#### [How to complete this task]
Set down each record that follows exactly. Drop the images.
(Records for this task begins)
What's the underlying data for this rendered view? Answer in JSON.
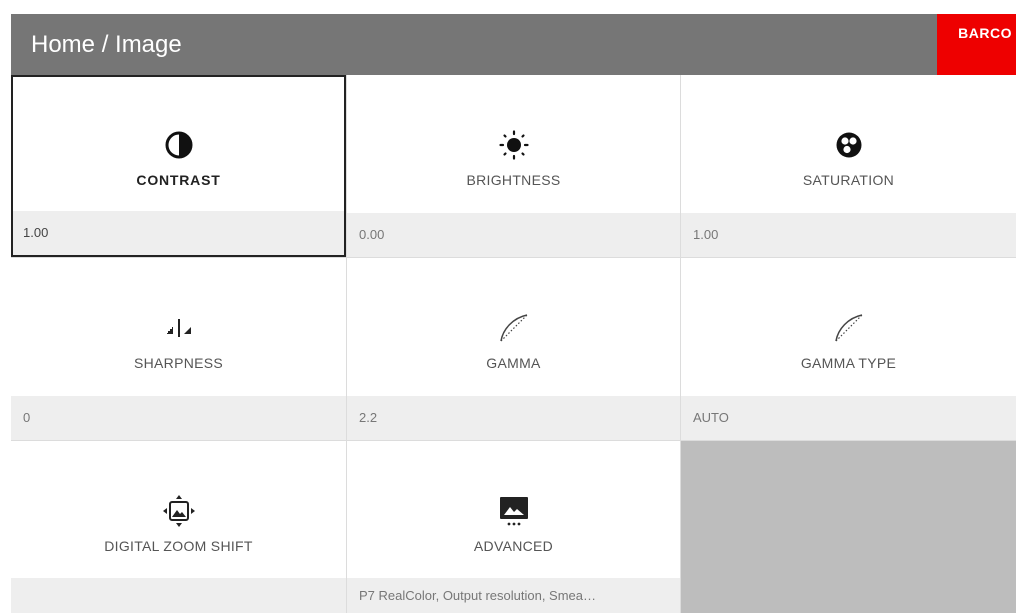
{
  "header": {
    "breadcrumb": "Home / Image",
    "logo_text": "BARCO"
  },
  "tiles": [
    {
      "label": "CONTRAST",
      "value": "1.00",
      "icon": "contrast-icon"
    },
    {
      "label": "BRIGHTNESS",
      "value": "0.00",
      "icon": "brightness-icon"
    },
    {
      "label": "SATURATION",
      "value": "1.00",
      "icon": "saturation-icon"
    },
    {
      "label": "SHARPNESS",
      "value": "0",
      "icon": "sharpness-icon"
    },
    {
      "label": "GAMMA",
      "value": "2.2",
      "icon": "gamma-icon"
    },
    {
      "label": "GAMMA TYPE",
      "value": "AUTO",
      "icon": "gamma-icon"
    },
    {
      "label": "DIGITAL ZOOM SHIFT",
      "value": "",
      "icon": "zoom-shift-icon"
    },
    {
      "label": "ADVANCED",
      "value": "P7 RealColor, Output resolution, Smea…",
      "icon": "advanced-image-icon"
    }
  ],
  "colors": {
    "header": "#767676",
    "brand": "#ee0000",
    "selected_border": "#222222",
    "value_bg": "#eeeeee"
  }
}
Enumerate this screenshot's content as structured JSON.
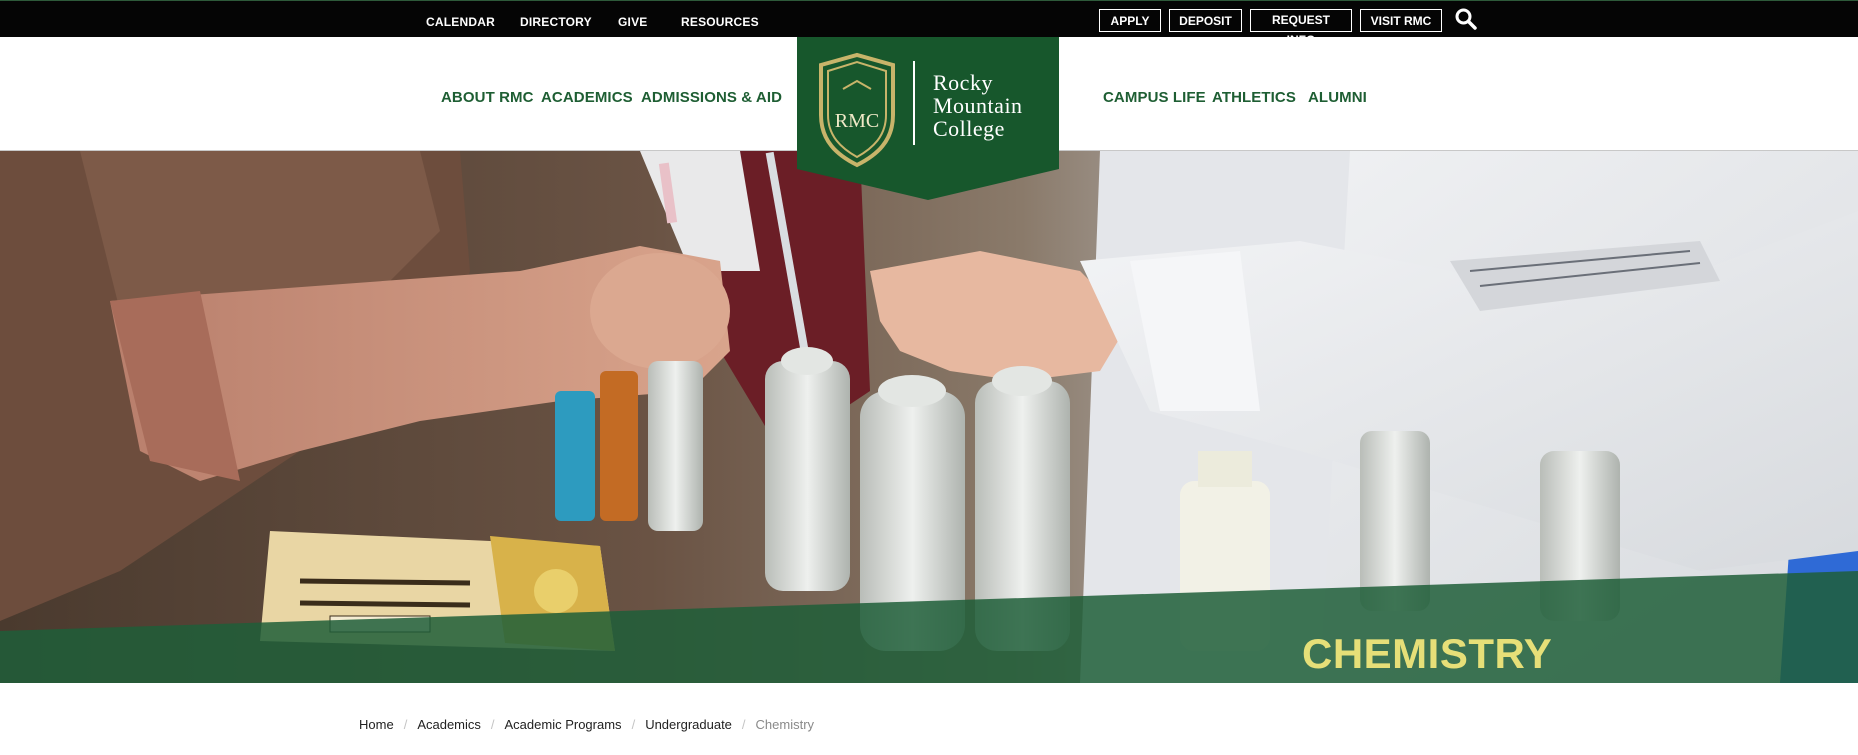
{
  "utility_nav": {
    "links": [
      "CALENDAR",
      "DIRECTORY",
      "GIVE",
      "RESOURCES"
    ],
    "buttons": [
      "APPLY",
      "DEPOSIT",
      "REQUEST INFO",
      "VISIT RMC"
    ],
    "search_icon": "search-icon"
  },
  "main_nav": {
    "left": [
      "ABOUT RMC",
      "ACADEMICS",
      "ADMISSIONS & AID"
    ],
    "right": [
      "CAMPUS LIFE",
      "ATHLETICS",
      "ALUMNI"
    ]
  },
  "logo": {
    "monogram": "RMC",
    "line1": "Rocky",
    "line2": "Mountain",
    "line3": "College"
  },
  "hero": {
    "title": "CHEMISTRY"
  },
  "breadcrumb": {
    "items": [
      "Home",
      "Academics",
      "Academic Programs",
      "Undergraduate"
    ],
    "current": "Chemistry",
    "separator": "/"
  },
  "colors": {
    "brand_green": "#17572c",
    "nav_green": "#1e5e33",
    "title_yellow": "#e6df78",
    "gold": "#c8b46a",
    "utility_black": "#050505"
  }
}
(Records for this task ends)
#### [Solved problem]
What's the underlying data for this rendered view? Answer in JSON.
{
  "header": {
    "breadcrumb": "Home / Image",
    "logo_text": "BARCO"
  },
  "tiles": [
    {
      "label": "CONTRAST",
      "value": "1.00",
      "icon": "contrast-icon"
    },
    {
      "label": "BRIGHTNESS",
      "value": "0.00",
      "icon": "brightness-icon"
    },
    {
      "label": "SATURATION",
      "value": "1.00",
      "icon": "saturation-icon"
    },
    {
      "label": "SHARPNESS",
      "value": "0",
      "icon": "sharpness-icon"
    },
    {
      "label": "GAMMA",
      "value": "2.2",
      "icon": "gamma-icon"
    },
    {
      "label": "GAMMA TYPE",
      "value": "AUTO",
      "icon": "gamma-icon"
    },
    {
      "label": "DIGITAL ZOOM SHIFT",
      "value": "",
      "icon": "zoom-shift-icon"
    },
    {
      "label": "ADVANCED",
      "value": "P7 RealColor, Output resolution, Smea…",
      "icon": "advanced-image-icon"
    }
  ],
  "colors": {
    "header": "#767676",
    "brand": "#ee0000",
    "selected_border": "#222222",
    "value_bg": "#eeeeee"
  }
}
Enumerate this screenshot's content as structured JSON.
{
  "utility_nav": {
    "links": [
      "CALENDAR",
      "DIRECTORY",
      "GIVE",
      "RESOURCES"
    ],
    "buttons": [
      "APPLY",
      "DEPOSIT",
      "REQUEST INFO",
      "VISIT RMC"
    ],
    "search_icon": "search-icon"
  },
  "main_nav": {
    "left": [
      "ABOUT RMC",
      "ACADEMICS",
      "ADMISSIONS & AID"
    ],
    "right": [
      "CAMPUS LIFE",
      "ATHLETICS",
      "ALUMNI"
    ]
  },
  "logo": {
    "monogram": "RMC",
    "line1": "Rocky",
    "line2": "Mountain",
    "line3": "College"
  },
  "hero": {
    "title": "CHEMISTRY"
  },
  "breadcrumb": {
    "items": [
      "Home",
      "Academics",
      "Academic Programs",
      "Undergraduate"
    ],
    "current": "Chemistry",
    "separator": "/"
  },
  "colors": {
    "brand_green": "#17572c",
    "nav_green": "#1e5e33",
    "title_yellow": "#e6df78",
    "gold": "#c8b46a",
    "utility_black": "#050505"
  }
}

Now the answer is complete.